The trouble with this "somebody made money on this, therefore it is suspect" argument is that it is a logical fallacy, attacking the motive. Let us say that you had it in mind to make a vaccine? Would you do it for free? How much time would you devote? How much equipment would you personally purchase? Furthermore, the argument is faulty at its core. Are all teachers suspect because they get a paycheck? Do you question the motives of your favorite music artist because he/she sells songs? In reality, no one gets rich off of vaccines, which account for only a tiny part of the big pharma profits. The real money is in maintenance medicines (those people have to take regularly for long periods of time) and redundant medicines for popular ailments (such as new allergy medicines that are no more effective than the old ones that are now generic). This is why most pharmaceuticals have stopped manufacturing vaccines.

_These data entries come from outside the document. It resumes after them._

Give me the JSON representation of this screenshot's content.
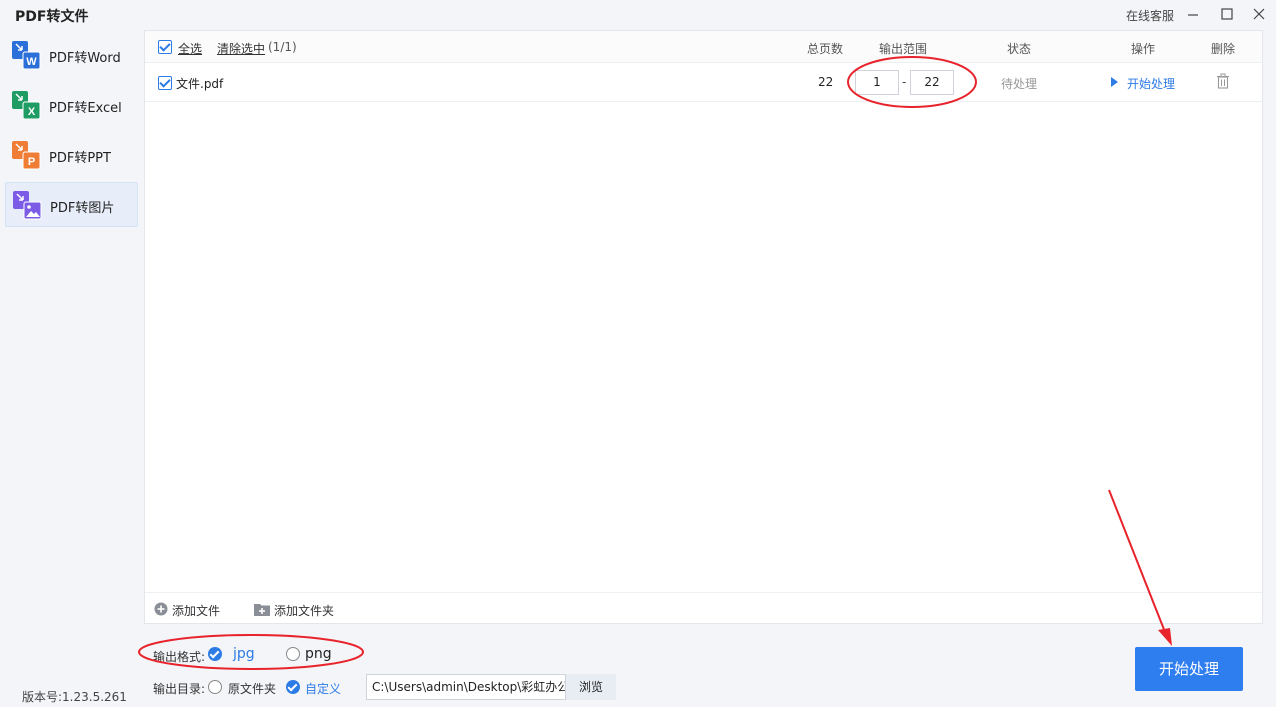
{
  "app": {
    "title": "PDF转文件",
    "support_label": "在线客服",
    "version_label": "版本号:1.23.5.261"
  },
  "sidebar": {
    "items": [
      {
        "label": "PDF转Word",
        "icon": "word-icon",
        "icon_letter": "W",
        "color": "#2b6fd9",
        "active": false
      },
      {
        "label": "PDF转Excel",
        "icon": "excel-icon",
        "icon_letter": "X",
        "color": "#1e9c63",
        "active": false
      },
      {
        "label": "PDF转PPT",
        "icon": "ppt-icon",
        "icon_letter": "P",
        "color": "#f07d36",
        "active": false
      },
      {
        "label": "PDF转图片",
        "icon": "image-icon",
        "icon_letter": "",
        "color": "#7c5ce6",
        "active": true
      }
    ]
  },
  "table": {
    "select_all": "全选",
    "clear_selection": "清除选中",
    "selection_count": "(1/1)",
    "columns": {
      "pages": "总页数",
      "range": "输出范围",
      "status": "状态",
      "action": "操作",
      "delete": "删除"
    },
    "rows": [
      {
        "filename": "文件.pdf",
        "pages": "22",
        "range_start": "1",
        "range_sep": "-",
        "range_end": "22",
        "status": "待处理",
        "action": "开始处理"
      }
    ]
  },
  "footer_actions": {
    "add_file": "添加文件",
    "add_folder": "添加文件夹"
  },
  "settings": {
    "format_label": "输出格式:",
    "format_options": [
      "jpg",
      "png"
    ],
    "format_selected": "jpg",
    "output_dir_label": "输出目录:",
    "dir_options": [
      "原文件夹",
      "自定义"
    ],
    "dir_selected": "自定义",
    "path_value": "C:\\Users\\admin\\Desktop\\彩虹办公",
    "browse_label": "浏览"
  },
  "start_button": "开始处理",
  "colors": {
    "accent": "#2f7ef0",
    "annotation": "#e8232b"
  }
}
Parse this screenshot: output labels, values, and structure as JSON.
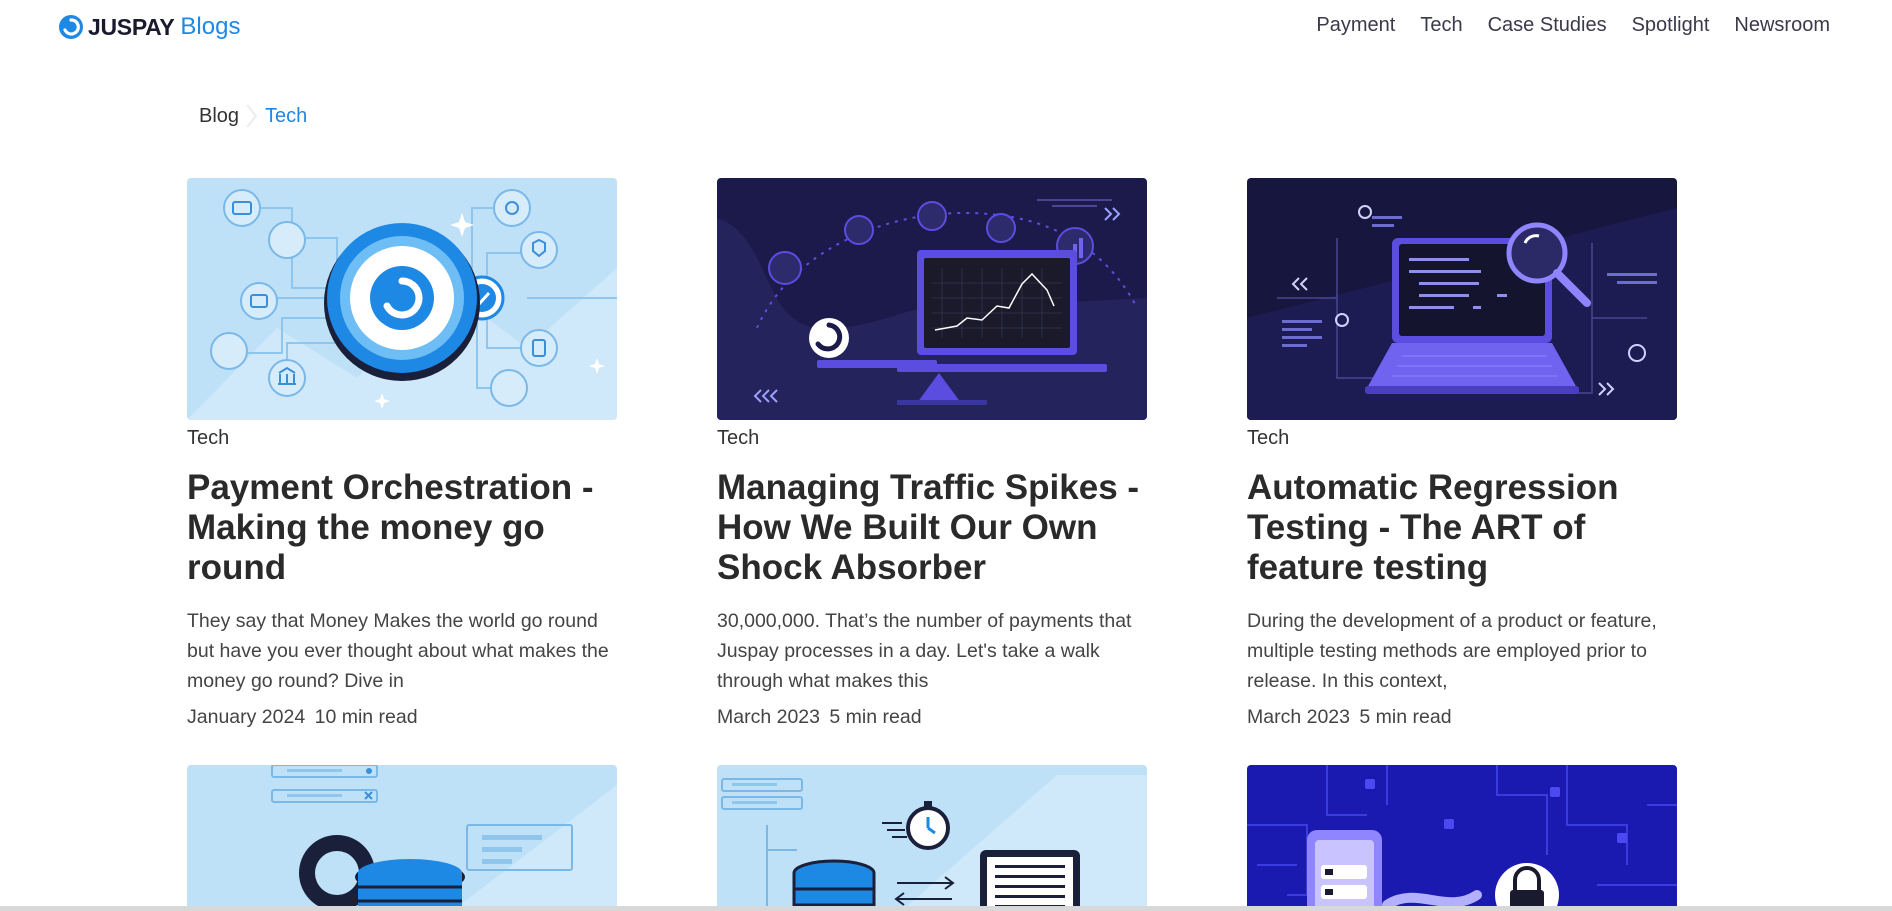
{
  "header": {
    "logo_text": "JUSPAY",
    "logo_suffix": "Blogs",
    "nav": [
      "Payment",
      "Tech",
      "Case Studies",
      "Spotlight",
      "Newsroom"
    ]
  },
  "breadcrumb": {
    "root": "Blog",
    "current": "Tech"
  },
  "cards": [
    {
      "category": "Tech",
      "title": "Payment Orchestration - Making the money go round",
      "excerpt": "They say that Money Makes the world go round but have you ever thought about what makes the money go round? Dive in",
      "date": "January 2024",
      "read_time": "10 min read"
    },
    {
      "category": "Tech",
      "title": "Managing Traffic Spikes - How We Built Our Own Shock Absorber",
      "excerpt": "30,000,000. That’s the number of payments that Juspay processes in a day. Let's take a walk through what makes this",
      "date": "March 2023",
      "read_time": "5 min read"
    },
    {
      "category": "Tech",
      "title": "Automatic Regression Testing - The ART of feature testing",
      "excerpt": "During the development of a product or feature, multiple testing methods are employed prior to release. In this context,",
      "date": "March 2023",
      "read_time": "5 min read"
    }
  ],
  "colors": {
    "brand_blue": "#1e88e5",
    "light_thumb_bg": "#bfe1f7",
    "dark_thumb_bg": "#1c1a4a",
    "accent_purple": "#5b4de0"
  },
  "icons": [
    "juspay-logo-icon",
    "breadcrumb-chevron-icon"
  ]
}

Bruce - I'm sorry, but it is not really all that different an argument. "Big pharma makes money and uses it to hide the truth" is just a variation since the claim is that they make money off the thing they want to hide the truth about. It still amounts to an attacking the motive fallacy. And if you are demanding evidence as part of all this, what is the evidence of this big pharma conspiracy of hiding the truth? Furthermore, I do not equivocate. The point I was making with the teachers and musicians comparison had to do with the basic idea that money turns anything someone does automatically suspect, which is a crucial point to your argument.